With the nights drawing in, Peak Navigation Courses have a programme of short evening courses aimed at teaching the skills to navigate in poor visibility and to give you the confidence to safely navigate at night.  These short courses, 6.30pm till 10pm cover a range of strategies for navigating in poor visibility including various uses of a compass, timing, pacing, various ways of following a bearing, aiming off, etc.

To make the most of this course, it is best if you already have some experience of how to use a compass.





The Night (and PoorVisibility) Course is only one of a set of courses developed by Peak Navigation Courses.  Other courses include:







Peak Navigation Courses also provide GPS Navigation Training on a 1:1 basis.
 
Practice in the dark will give you confidence when the mist comes down!



Jane and Mike have been running Peak Navigation Courses since 2004. They are both qualified International Mountain Leaders regularly leading walking holidays both in the U.K. and overseas.


Thursday, 15 January 2015

Wind Chill and Lapse Rate in British Mountains

Wind Chill and Lapse Rate

Walking from my house situated at 300m a.s.l. in the Peak District today I was struck by how cold and damp it was.
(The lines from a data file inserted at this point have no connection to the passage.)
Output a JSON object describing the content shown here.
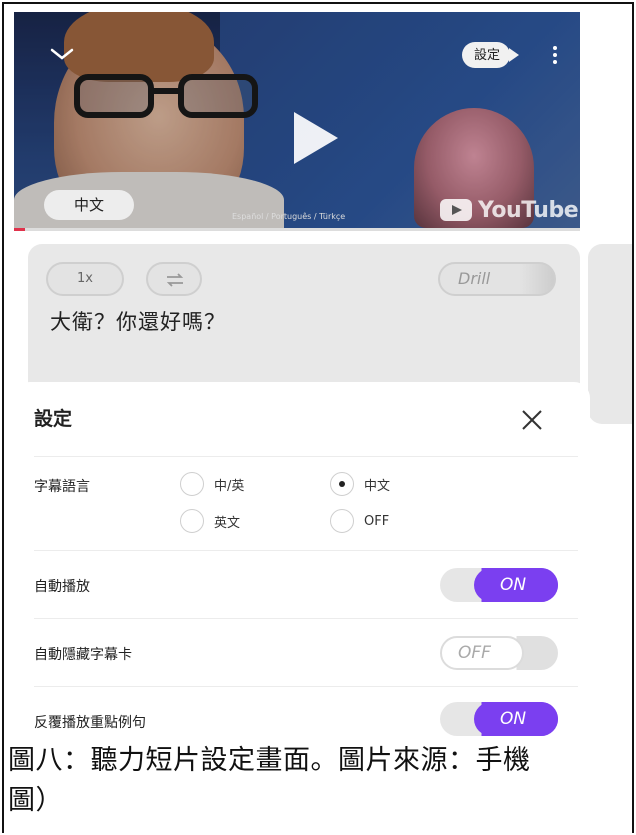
{
  "video": {
    "settings_label": "設定",
    "language_pill": "中文",
    "caption_languages": "Español / Português / Türkçe",
    "youtube_label": "YouTube",
    "progress_fraction": 0.02
  },
  "card": {
    "speed_label": "1x",
    "drill_label": "Drill",
    "sentence": "大衛？你還好嗎？"
  },
  "sheet": {
    "title": "設定",
    "subtitle_language": {
      "label": "字幕語言",
      "options": [
        "中/英",
        "中文",
        "英文",
        "OFF"
      ],
      "selected": "中文"
    },
    "autoplay": {
      "label": "自動播放",
      "state": "ON"
    },
    "auto_hide_card": {
      "label": "自動隱藏字幕卡",
      "state": "OFF"
    },
    "repeat_key_sentence": {
      "label": "反覆播放重點例句",
      "state": "ON"
    }
  },
  "figure_caption": {
    "line1": "圖八：聽力短片設定畫面。圖片來源：手機",
    "line2": "圖）"
  },
  "colors": {
    "accent": "#7b3ff0",
    "progress": "#e0324b"
  }
}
O.K. it’s January in the U.K. but it felt really cold.

Suitably dressed for a cold day navigating on Kinder Scout
There are two common factors that have an effect on the temperature whilst walking in British Hills. Wind Chill and the Lapse Rate.

Why do we do it?
1.            Lapse Rate
A lot has been written scientifically and in depth about Lapse Rate. There is a good paper from Bangor University. 
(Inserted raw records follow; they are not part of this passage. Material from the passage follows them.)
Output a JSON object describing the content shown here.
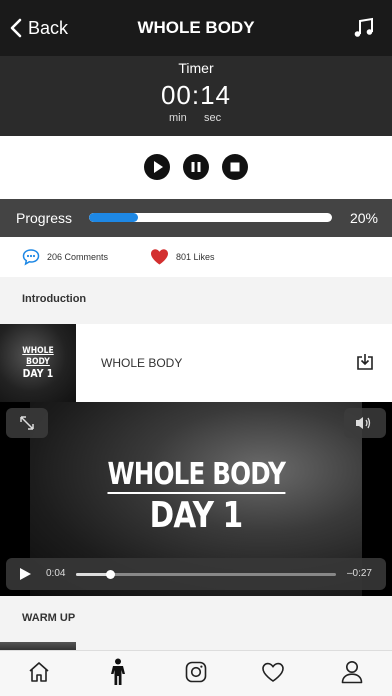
{
  "nav": {
    "back_label": "Back",
    "title": "WHOLE BODY",
    "music_icon": "music-note-icon"
  },
  "timer": {
    "label": "Timer",
    "value": "00:14",
    "min_label": "min",
    "sec_label": "sec"
  },
  "controls": {
    "play_icon": "play-icon",
    "pause_icon": "pause-icon",
    "stop_icon": "stop-icon"
  },
  "progress": {
    "label": "Progress",
    "percent_text": "20%",
    "fraction": 0.2,
    "color": "#1e88e5"
  },
  "social": {
    "comments": "206 Comments",
    "likes": "801 Likes",
    "comment_color": "#1e88e5",
    "like_color": "#d32f2f"
  },
  "sections": {
    "introduction": "Introduction",
    "warm_up": "WARM UP"
  },
  "intro_item": {
    "title": "WHOLE BODY",
    "thumb_line1": "WHOLE BODY",
    "thumb_line2": "DAY 1"
  },
  "video": {
    "title_line1": "WHOLE BODY",
    "title_line2": "DAY 1",
    "elapsed": "0:04",
    "remaining": "–0:27",
    "position_fraction": 0.13
  },
  "tabs": [
    {
      "name": "home",
      "icon": "home-icon"
    },
    {
      "name": "workouts",
      "icon": "person-icon"
    },
    {
      "name": "instagram",
      "icon": "instagram-icon"
    },
    {
      "name": "favorites",
      "icon": "heart-icon"
    },
    {
      "name": "profile",
      "icon": "user-icon"
    }
  ]
}
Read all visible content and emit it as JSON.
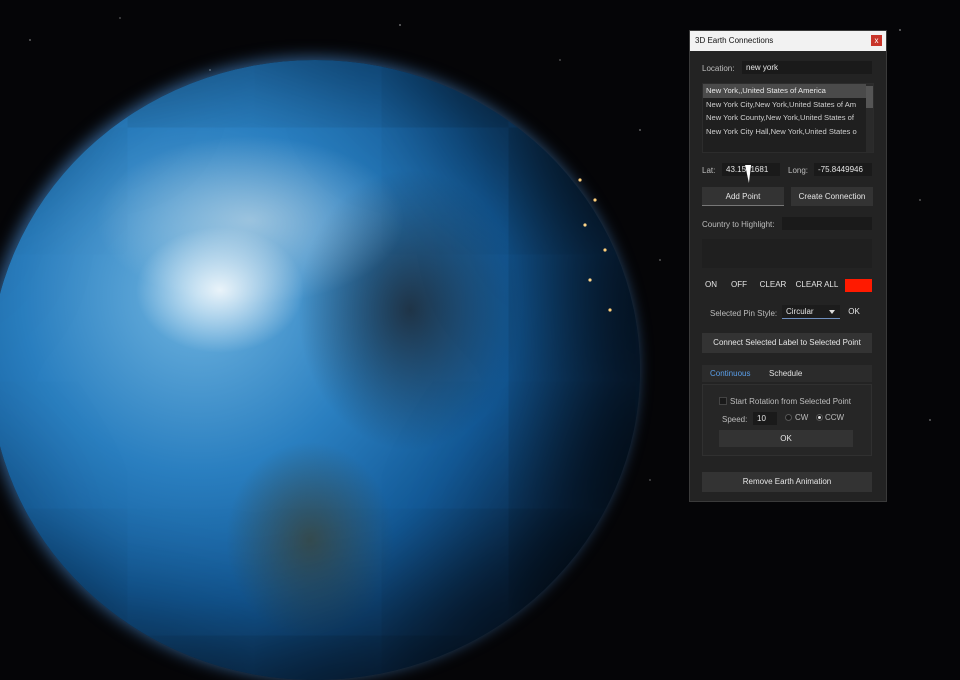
{
  "window": {
    "title": "3D Earth Connections",
    "close_glyph": "x"
  },
  "location": {
    "label": "Location:",
    "value": "new york"
  },
  "results": [
    "New York,,United States of America",
    "New York City,New York,United States of Am",
    "New York County,New York,United States of",
    "New York City Hall,New York,United States o"
  ],
  "coords": {
    "lat_label": "Lat:",
    "lat_value": "43.1561681",
    "long_label": "Long:",
    "long_value": "-75.8449946"
  },
  "buttons": {
    "add_point": "Add Point",
    "create_connection": "Create Connection",
    "on": "ON",
    "off": "OFF",
    "clear": "CLEAR",
    "clear_all": "CLEAR ALL",
    "ok_pin": "OK",
    "connect_label": "Connect Selected Label to Selected Point",
    "ok_rotation": "OK",
    "remove_animation": "Remove Earth Animation"
  },
  "country": {
    "label": "Country to Highlight:",
    "value": ""
  },
  "highlight_color": "#ff1a00",
  "pin_style": {
    "label": "Selected Pin Style:",
    "value": "Circular"
  },
  "tabs": {
    "continuous": "Continuous",
    "schedule": "Schedule"
  },
  "rotation": {
    "start_label": "Start Rotation from Selected Point",
    "speed_label": "Speed:",
    "speed_value": "10",
    "cw_label": "CW",
    "ccw_label": "CCW"
  }
}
However it is essentially the amount that air temperature decreases as you gain altitude. Although there are variables such as whether the air is dry or saturated, generally the temperature decreases around 6.5 degrees C per 1000m climbed.

So for example if you were in Snowdonia, let’s say in Bangor at Sea Level and you were walking to Snowdon via Llanberis.

Bangor                                0m a.s.l.            10 degrees C.

Llanberis                          110m a.s.l              9.3 degrees C.

Half Way Station              500m a.s.l            6.75 degrees C

Snowdon Summit            1085m a.s.l            3 degrees C

However the lapse rate does not take into account the chilling effect of the wind.



2.            Wind Chill
"Wind-chill or windchill, (popularly wind chill factor) is the perceived decrease in air temperature felt by the body on exposed skin due to the flow of air". Wikipedia

Essentially the stronger the wind, the colder it feels! 


Wind

Temperature (Celcius)



(mph)

10
5
0
-5
-10
10

5
-1
-7
-13
-19
20

0
-6
-13
-20
-27
30

-1
-9
-16
-24
-31
40

-2
-10
-18
-26
-34
50

-3
-11
-19
-27
-35
60

-3
-11
-19
-27
-35
70

-3
-10
-18
-26
-34
80

-2
-10
-17
-25
-33
90

-1
-9
-16
-24
-31


Dressed for the cold
So on our walk up Snowdon, if the wind in Llanberis was around 10 mph the temperature at 10 degrees C  would feel more like 5 degrees C.

As we ascend Snowdon, the wind will increase with altitude, let’s say to 20 mph, so the 3 degrees C would feel more like -10 degrees C.

Today in The Peak the temperatures were around 2 degrees C.
But with the wind forecast at around 30 mph it feels more like -15 degrees C.

-15 C no wonder it felt so cold!


So the moral of this is, if you are going out to walk in the hills or mountains in winter, have the right sort of clothing to keep warm and look after yourself.